Task details:
Within the listing, each line that has the string "JSON" should be copied.

>>>

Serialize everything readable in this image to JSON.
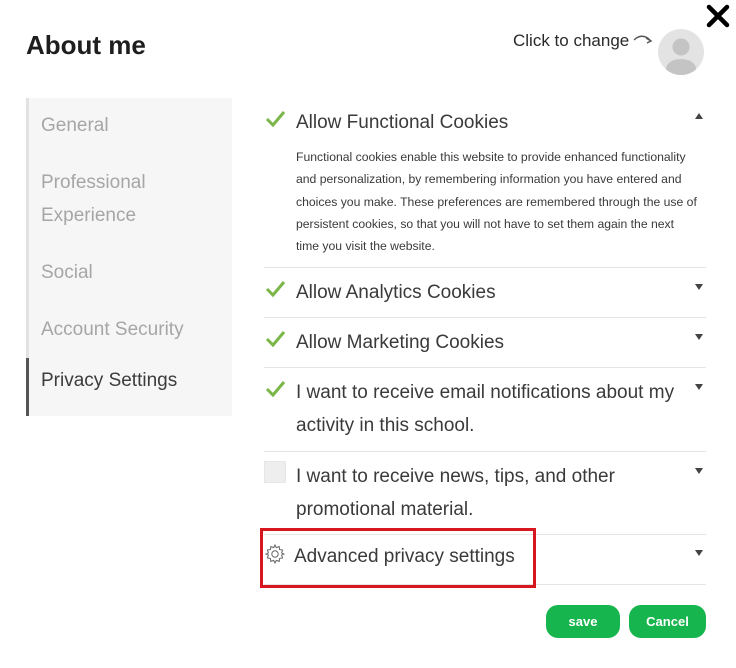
{
  "dialog": {
    "title": "About me",
    "change_photo_text": "Click to change"
  },
  "sidebar": {
    "items": [
      {
        "label": "General"
      },
      {
        "label": "Professional Experience"
      },
      {
        "label": "Social"
      },
      {
        "label": "Account Security"
      },
      {
        "label": "Privacy Settings",
        "active": true
      }
    ]
  },
  "privacy": {
    "items": [
      {
        "label": "Allow Functional Cookies",
        "checked": true,
        "expanded": true,
        "description": "Functional cookies enable this website to provide enhanced functionality and personalization, by remembering information you have entered and choices you make. These preferences are remembered through the use of persistent cookies, so that you will not have to set them again the next time you visit the website."
      },
      {
        "label": "Allow Analytics Cookies",
        "checked": true
      },
      {
        "label": "Allow Marketing Cookies",
        "checked": true
      },
      {
        "label": "I want to receive email notifications about my activity in this school.",
        "checked": true
      },
      {
        "label": "I want to receive news, tips, and other promotional material.",
        "checked": false
      }
    ],
    "advanced_label": "Advanced privacy settings"
  },
  "buttons": {
    "save_label": "save",
    "cancel_label": "Cancel"
  },
  "colors": {
    "accent_green": "#16b54e",
    "check_green": "#7ab648",
    "highlight_red": "#d7161f"
  },
  "icons": {
    "close": "close-icon",
    "avatar": "user-avatar-icon",
    "check": "checkmark-icon",
    "caret": "caret-icon",
    "gear": "gear-icon"
  }
}
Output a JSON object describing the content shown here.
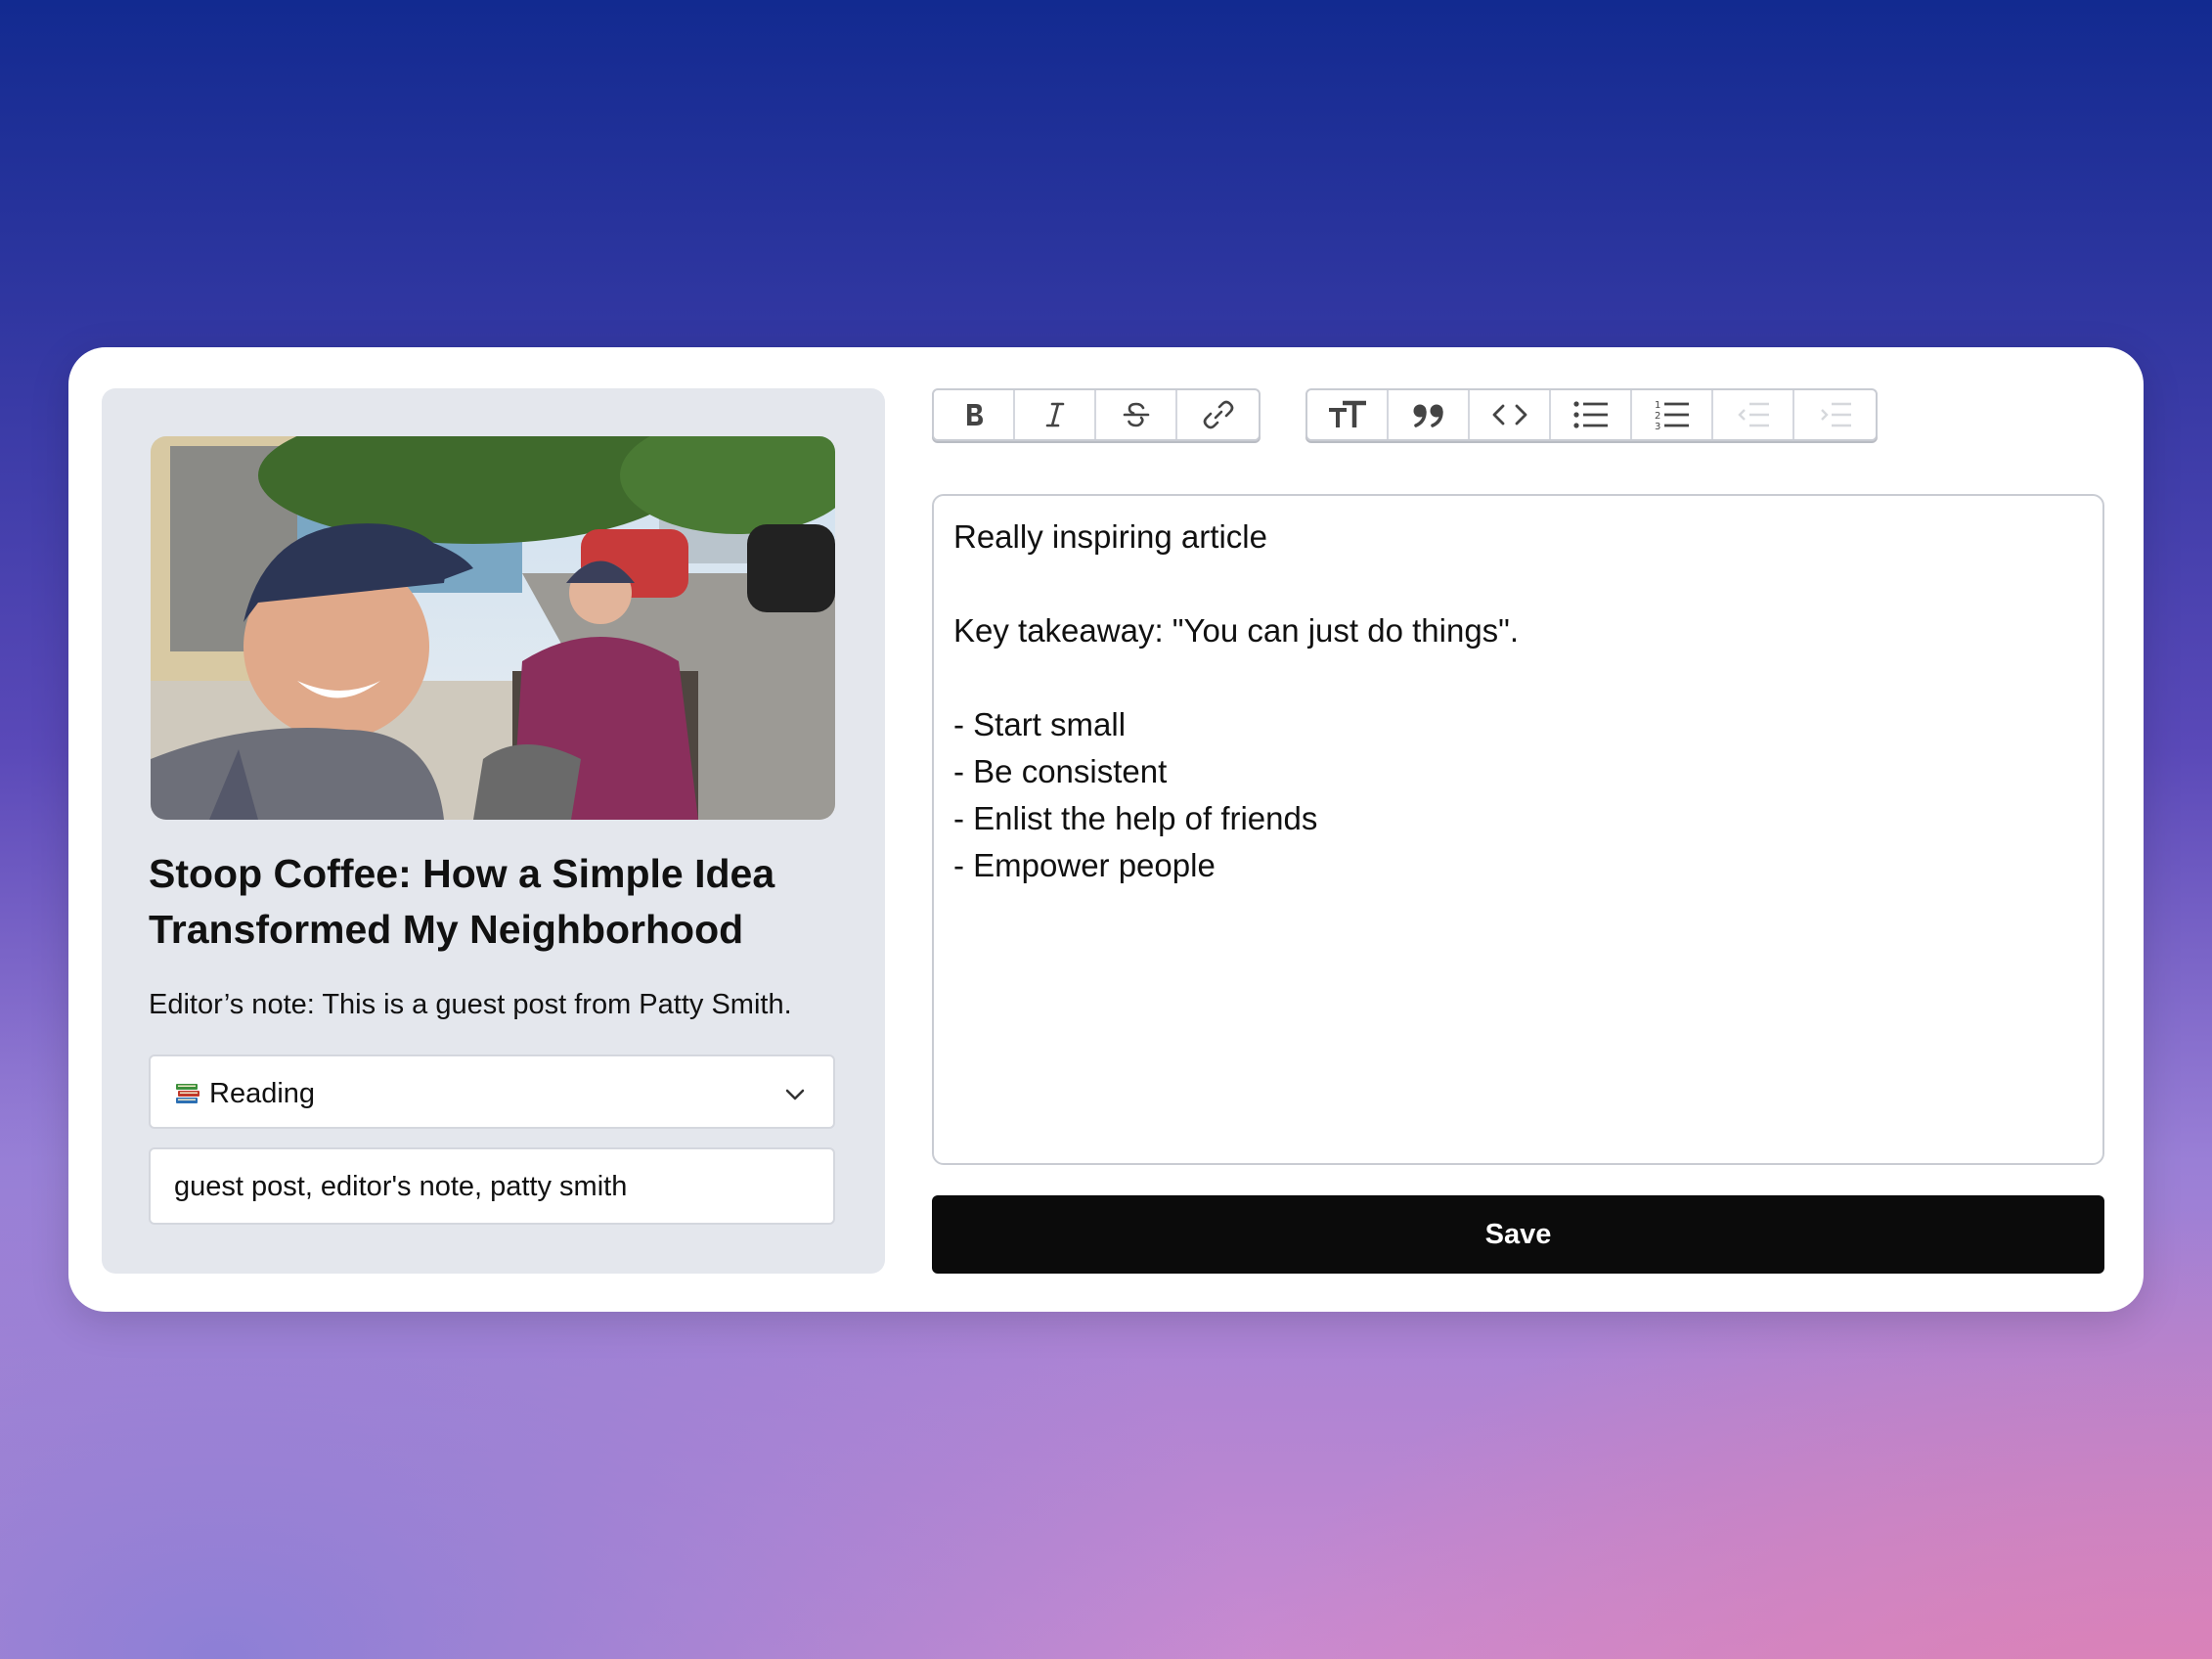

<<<

Written response:
Serialize everything readable in this image to JSON.
Output a JSON object describing the content shown here.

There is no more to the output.